Thousands of Douglas County residents streamed in from all directions Tuesday morning to line Southeast Jackson Street in Roseburg.
And then the Douglas County Veterans Day Parade, dubbed “Oregon’s Greatest Veterans Day Parade,” arrived.
There were veterans on floats, veterans in Corvettes, veterans on motorbikes. There were Sea Cadets and the Roseburg High School Marching Ensemble and Shriners in miniature cars. The Douglas County sheriff rode in on horseback with the Douglas County Mounted Posse and cheerleaders carried a giant flag.
And there was a flyover by F-15 Eagle fighter jets from the 173rd Fighter Wing out of Kingsley Field in Klamath Falls, which could be heard but not seen due to the cloudy weather.
Many of the spectators were veterans themselves, and some wore caps indicating where and when they served. Some people marching in the parade took time to walk over and shake their hands, thanking them for their service.

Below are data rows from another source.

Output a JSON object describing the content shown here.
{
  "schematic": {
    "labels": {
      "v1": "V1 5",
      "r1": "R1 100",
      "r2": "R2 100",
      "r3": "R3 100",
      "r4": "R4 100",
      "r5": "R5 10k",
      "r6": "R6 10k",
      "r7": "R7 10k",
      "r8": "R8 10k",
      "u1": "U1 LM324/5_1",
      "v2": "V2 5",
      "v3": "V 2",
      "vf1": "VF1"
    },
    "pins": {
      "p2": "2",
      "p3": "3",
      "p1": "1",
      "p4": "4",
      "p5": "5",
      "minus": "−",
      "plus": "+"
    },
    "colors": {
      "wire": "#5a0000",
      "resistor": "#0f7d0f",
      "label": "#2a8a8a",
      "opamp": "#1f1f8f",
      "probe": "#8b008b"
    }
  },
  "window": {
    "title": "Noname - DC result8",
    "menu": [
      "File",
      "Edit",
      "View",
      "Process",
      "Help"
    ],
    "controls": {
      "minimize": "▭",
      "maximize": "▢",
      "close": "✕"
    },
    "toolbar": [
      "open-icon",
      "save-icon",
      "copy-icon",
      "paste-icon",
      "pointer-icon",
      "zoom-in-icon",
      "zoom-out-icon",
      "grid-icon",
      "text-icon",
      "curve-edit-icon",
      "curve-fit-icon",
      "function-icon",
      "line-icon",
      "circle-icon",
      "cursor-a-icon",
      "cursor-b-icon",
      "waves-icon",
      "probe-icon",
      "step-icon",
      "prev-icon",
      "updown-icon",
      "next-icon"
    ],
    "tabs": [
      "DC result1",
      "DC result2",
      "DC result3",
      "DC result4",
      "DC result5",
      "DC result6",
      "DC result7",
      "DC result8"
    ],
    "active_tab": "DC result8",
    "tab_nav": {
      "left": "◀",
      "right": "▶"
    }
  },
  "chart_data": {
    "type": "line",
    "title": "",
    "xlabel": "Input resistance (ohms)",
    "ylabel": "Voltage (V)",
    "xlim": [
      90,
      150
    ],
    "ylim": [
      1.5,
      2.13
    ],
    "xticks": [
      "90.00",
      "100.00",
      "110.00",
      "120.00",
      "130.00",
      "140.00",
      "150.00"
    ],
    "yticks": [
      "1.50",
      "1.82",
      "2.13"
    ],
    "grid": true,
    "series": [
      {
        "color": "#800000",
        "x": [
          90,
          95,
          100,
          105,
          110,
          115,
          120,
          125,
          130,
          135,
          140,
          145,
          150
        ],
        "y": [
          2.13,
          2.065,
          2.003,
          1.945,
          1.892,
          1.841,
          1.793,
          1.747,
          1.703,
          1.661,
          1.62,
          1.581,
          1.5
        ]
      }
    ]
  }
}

World War II veteran Dudley Kurtz, 93, of Lebanon and younger members of the Kurtz family rode as grand marshals of the parade. With Dudley Kurtz were his nephew Dale Kurtz of Riddle, who served in Vietnam, and great-nephew Michael Kurtz of Roseburg, who served in Operation Desert Storm.
This year’s parade theme was “Celebrating Generations of Military Families.”
Dudley Kurtz was one of five brothers who served in World War II. His mother was pretty anxious about having all her sons in the war, he said.
“My dad kept telling her maybe all of us wouldn’t come back, but we all did,” he said.
He loved the atmosphere at the parade.
“There’s just beautiful, beautiful floats around here and the bands. I’m a musician, so I love hearing the bands too,” he said.
He played trombone in his high school and college marching bands and would love to have played in a Navy band. But the opportunity never arrived.
“I would have stayed for 25 years playing ‘Anchors Away,’” he said.
Douglas County Clerk Dan Loomis joined the parade in a formal Army uniform known as “dress mess.”
He said it’s overwhelming to think that this is the 100th anniversary of Veterans Day, which started one year after the day the Allies and the Germans signed an armistice agreement at the end of World War I.
“I’m so glad that there’s so many people here and so many veterans here to celebrate it on this occasion. It only comes around every 100 years,” he said.
Sophia Horne, 10, marched with her Girl Scout troop and said while her legs hurt and she wasn’t keen on walking for an hour, she was happy so many people were out to honor people like her father, who is a veteran.
“We didn’t use to see him a lot because he was always somewhere else,” she said.
Sea Cadet Emma Newby was proud to wear a uniform and march at the front of the parade, even though it felt a bit awkward. She wanted to honor service members who had fallen as well as those that are still here and came out to watch the parade.
“I feel like they feel a sense of pride when they see all of us,” she said.
Navy veteran John Law rode on a float with fellow submarine veterans. Law served on three types of submarines between 1954 and 1967 — a World War II diesel submarine, a missile boat and a nuclear submarine.
He recently moved to Douglas County and said the turnout for the parade was wonderful. People here really support veterans, he said.
“That’s one of the things we like about the community,” he said. “We came up from Paradise, California, after the fire, so this has been a real treat to be here in Roseburg.”
World War II veteran Frank Moore and his wife Jeanne Moore rode in the parade, too. Frank Moore said it was fun to be in the parade as long as Jeanne was with him.
“What’s amazing is a lot of the people we get to see and have contact with when we come. It’s the only time of year we get to see them and that’s very special,” he said.
Vietnam Veterans of America Umpqua Valley Chapter 805 President Frank Escalante said there were four generations of service in his family, from his father to his grandson, who just returned from Afghanistan two years ago.
Escalante was an Army medevac crew chief. When he returned home from Vietnam, soldiers were being cussed at and spit on, he said. He quickly stopped identifying as a veteran and put the war behind him. After retirement, though, he struggled with post-traumatic stress syndrome and found spending time with other veterans helped.
Douglas County is very supportive of veterans, he said, and that’s helped too.
“I don’t know what made it click and turn around, but all of a sudden everybody’s thanking me for what I did,” he said.
Diane Shoop of Winston, one of the spectators at the parade, said she felt emotional watching the veterans go by.
“We have our freedom because of these men and women,” she said.